Many a soap-opera storyline has created a news story in itself. So it was in the case of Hayley Cropper, a character on a British soap, Coronation Street. News of what happens to Hayley, in an episode to be shown tonight, created a furore when the press release for the story went out last Tuesday. The dilemma for the writers was how to kill off a character who had been a mainstay of the programme since 1998, when she was introduced as the first transsexual character. The answer, provided by producer Stuart Blackburn, was to have the character dying of pancreatic cancer, but finishing herself off with a cocktail of drugs in an on-screen suicide.
Julie Hesmondhalgh, the actor who plays Hayley, called for a discussion on legalising assisted suicide. She was backed by Sara Wootton, chief executive of Dignity in Dying, who praised the show’s ‘sensible and sensitive handling of assisted dying’. Lord Falconer, whose Assisted Dying Bill will be introduced in the House of Lords in the coming months, penned an article in the Sun. The Sun’s editorial called for a change in the law and the newspaper published the results of a poll indicating that 69 per cent of Britons support the legalisation of assisted suicide for the terminally ill.
On the other hand, the Samaritans, a group that provides counselling to those feeling suicidal, warned that television programmes show suicide as too easy and that the Coronation Street story might lead to copycat suicides. Alistair Thompson of Care Not Killing, which opposes euthanasia and supports palliative care, agreed that the programme promoted suicide. ‘They should have focused on the amazing work done in hospices and hospital wards across the country’, he said.

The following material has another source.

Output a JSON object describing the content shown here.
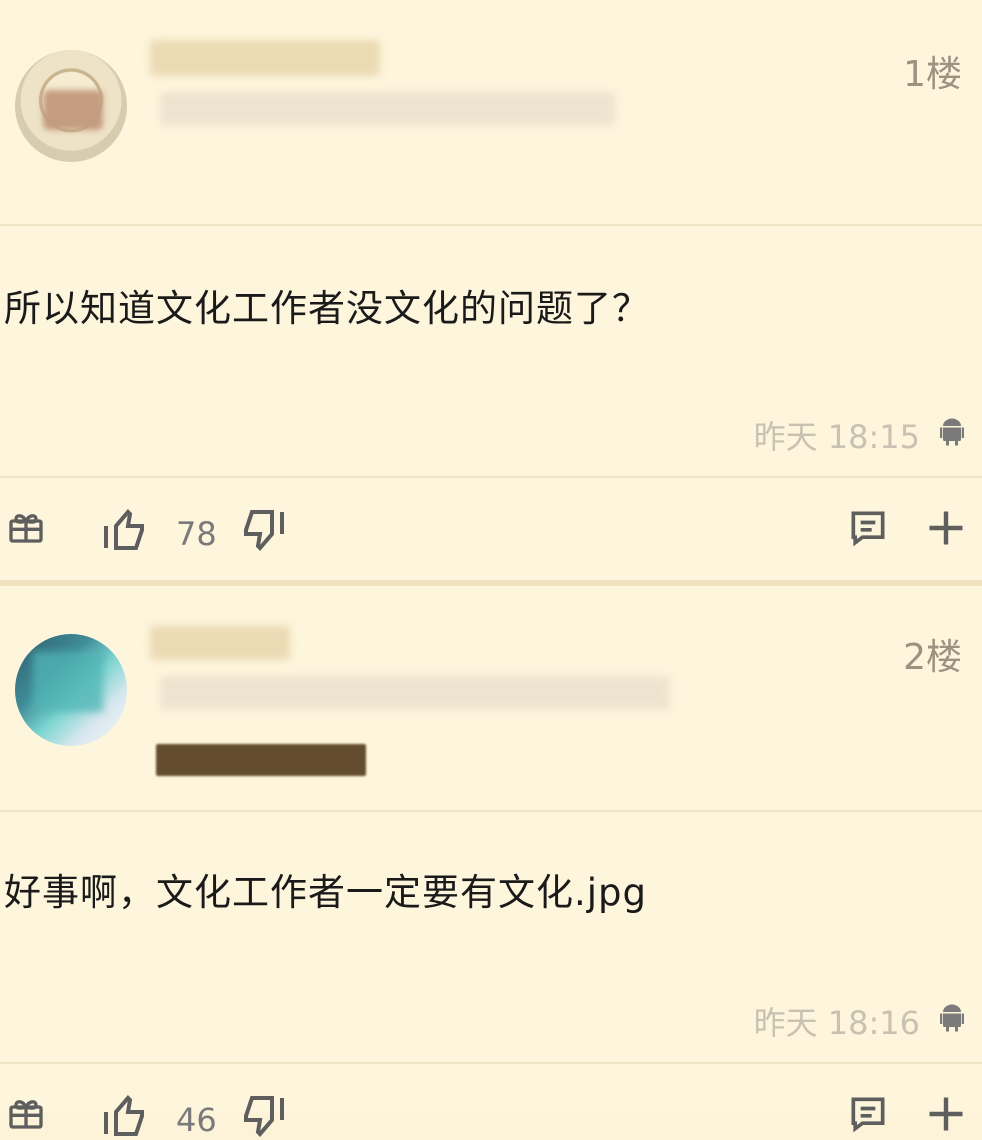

It is difficult not to suspect – despite the even-handedness of the treatment of the issue (the character’s on-screen husband, Roy Cropper, opposes Hayley’s decision) – that the programme is part of the well-funded campaign to legalise assisted suicide. Stuart Blackburn had previously explored the same issue while at a rival soap, Emmerdale. (He perhaps risks becoming the Jack Kevorkian of the soap world.) Hesmondhalgh was forthright about her support for a change in the law in several interviews, and many journalists seem poised to call again for the legalisation of assisted suicide.
But it is entirely appropriate that a fictional plotline is used to promote legalising assisted suicide. The reason that so many people wish to have the ‘right to die’ is based on the morbid imagination of the ‘worried well’, traded on so effectively by right-to-die campaigners. ‘What if it happened to YOU…?’ is the plotline of Dignity in Dying and other organisations that campaign for legalised assisted suicide.